A major human rights battle has just been won at the Court of Appeal to protect parents from being unjustly jailed by the Child Support Agency (CSA).
Solicitor Stephen Lawson, child support specialist and partner at FDR Law, and Liverpool barrister Matthew Stockwell, from St Johns Buildings Chambers, worked with renowned public law QC Richard Gordon to bring two test cases before the Court of Appeal five months ago.
The Judgment issued today by three judges, Lord Justices Ward, Richards and Patten directs the Child Support Agency to review “as a matter of urgency” its current legal procedures for making applications to send parents to prison when they fail to keep up maintenance payments.
and “unreasonable”and stated: “the procedures adopted do not comply with the rights to a fair trial and were flawed.” resident parents, usually fathers, being jailed or threatened with jail without the opportunity to defend themselves properly. It is outrageous this has been happening in Britain in the 21st century.
“Parents may have heard nothing from the CSA for many years and then suddenly out of the blue they receive a demand for thousands of pounds. Many are simply unable to pay and are met with an application to put them in prison or disqualify them from driving.
“In another recent case, a father was arrested, taken to court and sent to prison all on the same day, with no opportunity to challenge the evidence against him. The CSA has been sending summons notices through the post, often to an old address, so this has led to some parents being tracked down and arrested, knowing nothing of the court proceedings. And the onus has been on the parent to prove why he shouldn’t be sent to prison, which reversed the traditional burden of proof.
“The ruling means the burden of proof, the serving of summons notices and disclosure of documents will now be improved to a level similar to criminal proceedings – which is only fair if people are threatened with the ultimate sanction of imprisonment.”
The appeal centred on the case of two fathers. Mr Gibbons was appealing against a prison sentence of 21 days, suspended for 11 years, for non- payment of £2,895, issued on 3 August 2011, and Mr Karoonian was appealing against a suspended prison sentence of 42 days for non-payment of £10,959.21 - an amount he still disputes.

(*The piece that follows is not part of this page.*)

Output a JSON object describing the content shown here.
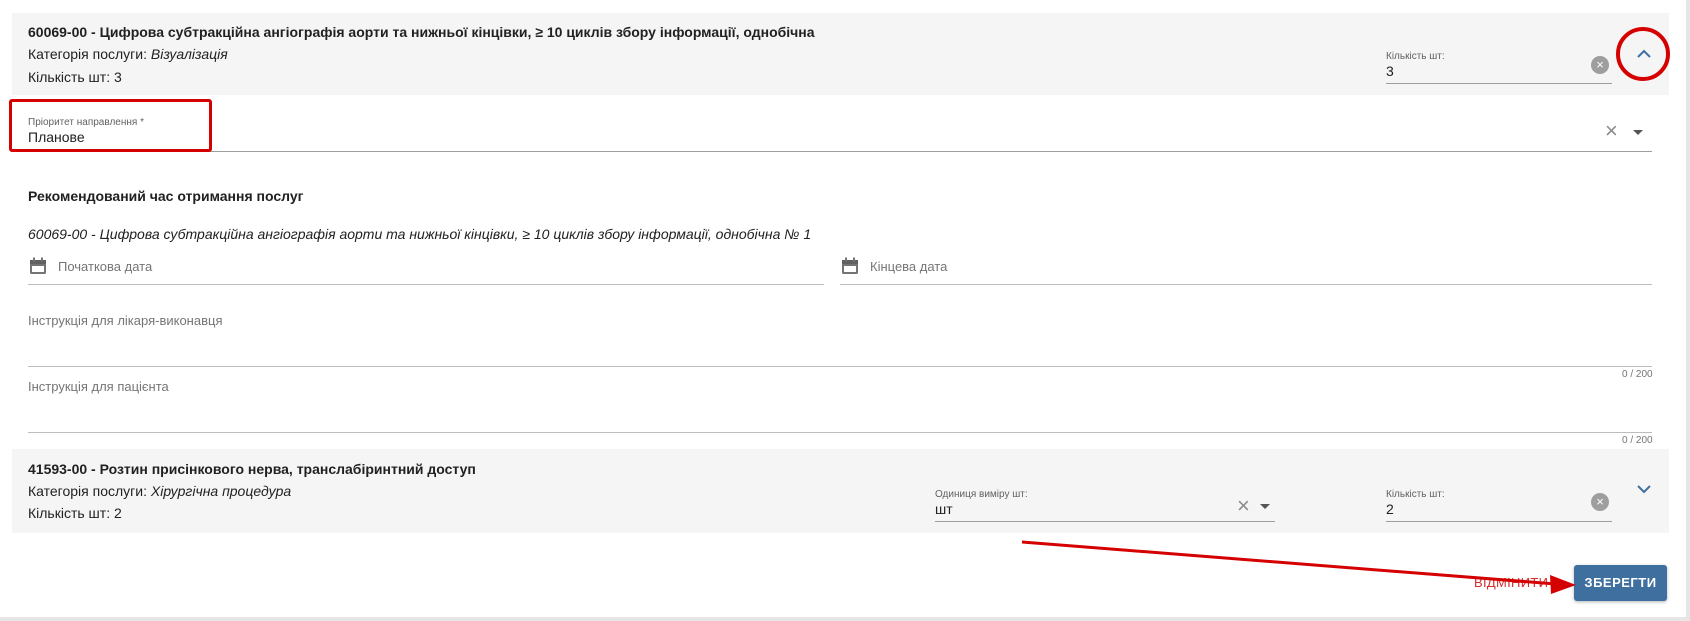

Mr Karoonian is relieved and delighted to have the threat of prison removed. He claimed the CSA harassed him and his current family so much, the stress led to his current marriage breaking down - a tragedy for his two small sons, aged four and six. He believes he is a responsible father and says he is in regular contact with his three daughters aged 19, 16 and 14, from two previous relationships. But after years of being unemployed or in low paid jobs he disputed the CSA’s interim assessments and firmly refutes he owes this level of arrears.
“The CSA were phoning every day, saying you are not a good father, demanding me to pay all the time. It felt like harassment. On the phone they were not professional – they were like loan sharks demanding their money. The stress caused by the CSA was the main reason why my wife and I separated,” he said.
The Department of Work and Pensions may apply for leave to appeal to the Supreme Court.